ACTIVITY:
Repeat the entries below exactly, pictures excluded.

------------------------------------------------------------

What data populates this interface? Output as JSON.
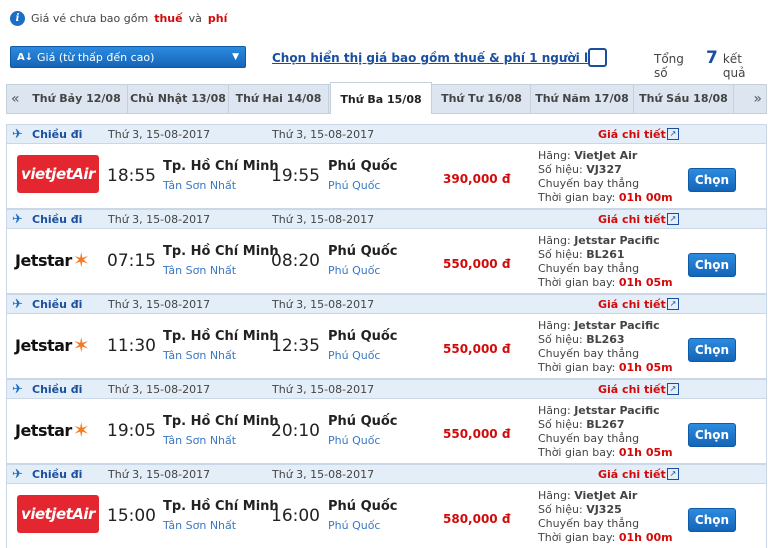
{
  "notice": {
    "prefix": "Giá vé chưa bao gồm",
    "tax": "thuế",
    "and": "và",
    "fee": "phí"
  },
  "sort": {
    "label": "Giá (từ thấp đến cao)",
    "icon": "A↓"
  },
  "include_tax_label": "Chọn hiển thị giá bao gồm thuế & phí 1 người lớn",
  "total": {
    "prefix": "Tổng số",
    "count": "7",
    "suffix": "kết quả"
  },
  "date_tabs": [
    {
      "label": "Thứ Bảy 12/08",
      "active": false
    },
    {
      "label": "Chủ Nhật 13/08",
      "active": false
    },
    {
      "label": "Thứ Hai 14/08",
      "active": false
    },
    {
      "label": "Thứ Ba 15/08",
      "active": true
    },
    {
      "label": "Thứ Tư 16/08",
      "active": false
    },
    {
      "label": "Thứ Năm 17/08",
      "active": false
    },
    {
      "label": "Thứ Sáu 18/08",
      "active": false
    }
  ],
  "labels": {
    "direction": "Chiều đi",
    "detail": "Giá chi tiết",
    "airline_prefix": "Hãng:",
    "flight_no_prefix": "Số hiệu:",
    "flight_type": "Chuyến bay thẳng",
    "duration_prefix": "Thời gian bay:",
    "select": "Chọn"
  },
  "flights": [
    {
      "date_dep": "Thứ 3, 15-08-2017",
      "date_arr": "Thứ 3, 15-08-2017",
      "logo": "vietjet",
      "logo_text": "vietjetAir",
      "dep_time": "18:55",
      "dep_city": "Tp. Hồ Chí Minh",
      "dep_airport": "Tân Sơn Nhất",
      "arr_time": "19:55",
      "arr_city": "Phú Quốc",
      "arr_airport": "Phú Quốc",
      "price": "390,000 đ",
      "airline": "VietJet Air",
      "flight_no": "VJ327",
      "duration": "01h 00m"
    },
    {
      "date_dep": "Thứ 3, 15-08-2017",
      "date_arr": "Thứ 3, 15-08-2017",
      "logo": "jetstar",
      "logo_text": "Jetstar",
      "dep_time": "07:15",
      "dep_city": "Tp. Hồ Chí Minh",
      "dep_airport": "Tân Sơn Nhất",
      "arr_time": "08:20",
      "arr_city": "Phú Quốc",
      "arr_airport": "Phú Quốc",
      "price": "550,000 đ",
      "airline": "Jetstar Pacific",
      "flight_no": "BL261",
      "duration": "01h 05m"
    },
    {
      "date_dep": "Thứ 3, 15-08-2017",
      "date_arr": "Thứ 3, 15-08-2017",
      "logo": "jetstar",
      "logo_text": "Jetstar",
      "dep_time": "11:30",
      "dep_city": "Tp. Hồ Chí Minh",
      "dep_airport": "Tân Sơn Nhất",
      "arr_time": "12:35",
      "arr_city": "Phú Quốc",
      "arr_airport": "Phú Quốc",
      "price": "550,000 đ",
      "airline": "Jetstar Pacific",
      "flight_no": "BL263",
      "duration": "01h 05m"
    },
    {
      "date_dep": "Thứ 3, 15-08-2017",
      "date_arr": "Thứ 3, 15-08-2017",
      "logo": "jetstar",
      "logo_text": "Jetstar",
      "dep_time": "19:05",
      "dep_city": "Tp. Hồ Chí Minh",
      "dep_airport": "Tân Sơn Nhất",
      "arr_time": "20:10",
      "arr_city": "Phú Quốc",
      "arr_airport": "Phú Quốc",
      "price": "550,000 đ",
      "airline": "Jetstar Pacific",
      "flight_no": "BL267",
      "duration": "01h 05m"
    },
    {
      "date_dep": "Thứ 3, 15-08-2017",
      "date_arr": "Thứ 3, 15-08-2017",
      "logo": "vietjet",
      "logo_text": "vietjetAir",
      "dep_time": "15:00",
      "dep_city": "Tp. Hồ Chí Minh",
      "dep_airport": "Tân Sơn Nhất",
      "arr_time": "16:00",
      "arr_city": "Phú Quốc",
      "arr_airport": "Phú Quốc",
      "price": "580,000 đ",
      "airline": "VietJet Air",
      "flight_no": "VJ325",
      "duration": "01h 00m"
    }
  ]
}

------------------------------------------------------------

ANSWER SECTION:
What data populates this interface? Output as JSON.
{
  "notice": {
    "prefix": "Giá vé chưa bao gồm",
    "tax": "thuế",
    "and": "và",
    "fee": "phí"
  },
  "sort": {
    "label": "Giá (từ thấp đến cao)",
    "icon": "A↓"
  },
  "include_tax_label": "Chọn hiển thị giá bao gồm thuế & phí 1 người lớn",
  "total": {
    "prefix": "Tổng số",
    "count": "7",
    "suffix": "kết quả"
  },
  "date_tabs": [
    {
      "label": "Thứ Bảy 12/08",
      "active": false
    },
    {
      "label": "Chủ Nhật 13/08",
      "active": false
    },
    {
      "label": "Thứ Hai 14/08",
      "active": false
    },
    {
      "label": "Thứ Ba 15/08",
      "active": true
    },
    {
      "label": "Thứ Tư 16/08",
      "active": false
    },
    {
      "label": "Thứ Năm 17/08",
      "active": false
    },
    {
      "label": "Thứ Sáu 18/08",
      "active": false
    }
  ],
  "labels": {
    "direction": "Chiều đi",
    "detail": "Giá chi tiết",
    "airline_prefix": "Hãng:",
    "flight_no_prefix": "Số hiệu:",
    "flight_type": "Chuyến bay thẳng",
    "duration_prefix": "Thời gian bay:",
    "select": "Chọn"
  },
  "flights": [
    {
      "date_dep": "Thứ 3, 15-08-2017",
      "date_arr": "Thứ 3, 15-08-2017",
      "logo": "vietjet",
      "logo_text": "vietjetAir",
      "dep_time": "18:55",
      "dep_city": "Tp. Hồ Chí Minh",
      "dep_airport": "Tân Sơn Nhất",
      "arr_time": "19:55",
      "arr_city": "Phú Quốc",
      "arr_airport": "Phú Quốc",
      "price": "390,000 đ",
      "airline": "VietJet Air",
      "flight_no": "VJ327",
      "duration": "01h 00m"
    },
    {
      "date_dep": "Thứ 3, 15-08-2017",
      "date_arr": "Thứ 3, 15-08-2017",
      "logo": "jetstar",
      "logo_text": "Jetstar",
      "dep_time": "07:15",
      "dep_city": "Tp. Hồ Chí Minh",
      "dep_airport": "Tân Sơn Nhất",
      "arr_time": "08:20",
      "arr_city": "Phú Quốc",
      "arr_airport": "Phú Quốc",
      "price": "550,000 đ",
      "airline": "Jetstar Pacific",
      "flight_no": "BL261",
      "duration": "01h 05m"
    },
    {
      "date_dep": "Thứ 3, 15-08-2017",
      "date_arr": "Thứ 3, 15-08-2017",
      "logo": "jetstar",
      "logo_text": "Jetstar",
      "dep_time": "11:30",
      "dep_city": "Tp. Hồ Chí Minh",
      "dep_airport": "Tân Sơn Nhất",
      "arr_time": "12:35",
      "arr_city": "Phú Quốc",
      "arr_airport": "Phú Quốc",
      "price": "550,000 đ",
      "airline": "Jetstar Pacific",
      "flight_no": "BL263",
      "duration": "01h 05m"
    },
    {
      "date_dep": "Thứ 3, 15-08-2017",
      "date_arr": "Thứ 3, 15-08-2017",
      "logo": "jetstar",
      "logo_text": "Jetstar",
      "dep_time": "19:05",
      "dep_city": "Tp. Hồ Chí Minh",
      "dep_airport": "Tân Sơn Nhất",
      "arr_time": "20:10",
      "arr_city": "Phú Quốc",
      "arr_airport": "Phú Quốc",
      "price": "550,000 đ",
      "airline": "Jetstar Pacific",
      "flight_no": "BL267",
      "duration": "01h 05m"
    },
    {
      "date_dep": "Thứ 3, 15-08-2017",
      "date_arr": "Thứ 3, 15-08-2017",
      "logo": "vietjet",
      "logo_text": "vietjetAir",
      "dep_time": "15:00",
      "dep_city": "Tp. Hồ Chí Minh",
      "dep_airport": "Tân Sơn Nhất",
      "arr_time": "16:00",
      "arr_city": "Phú Quốc",
      "arr_airport": "Phú Quốc",
      "price": "580,000 đ",
      "airline": "VietJet Air",
      "flight_no": "VJ325",
      "duration": "01h 00m"
    }
  ]
}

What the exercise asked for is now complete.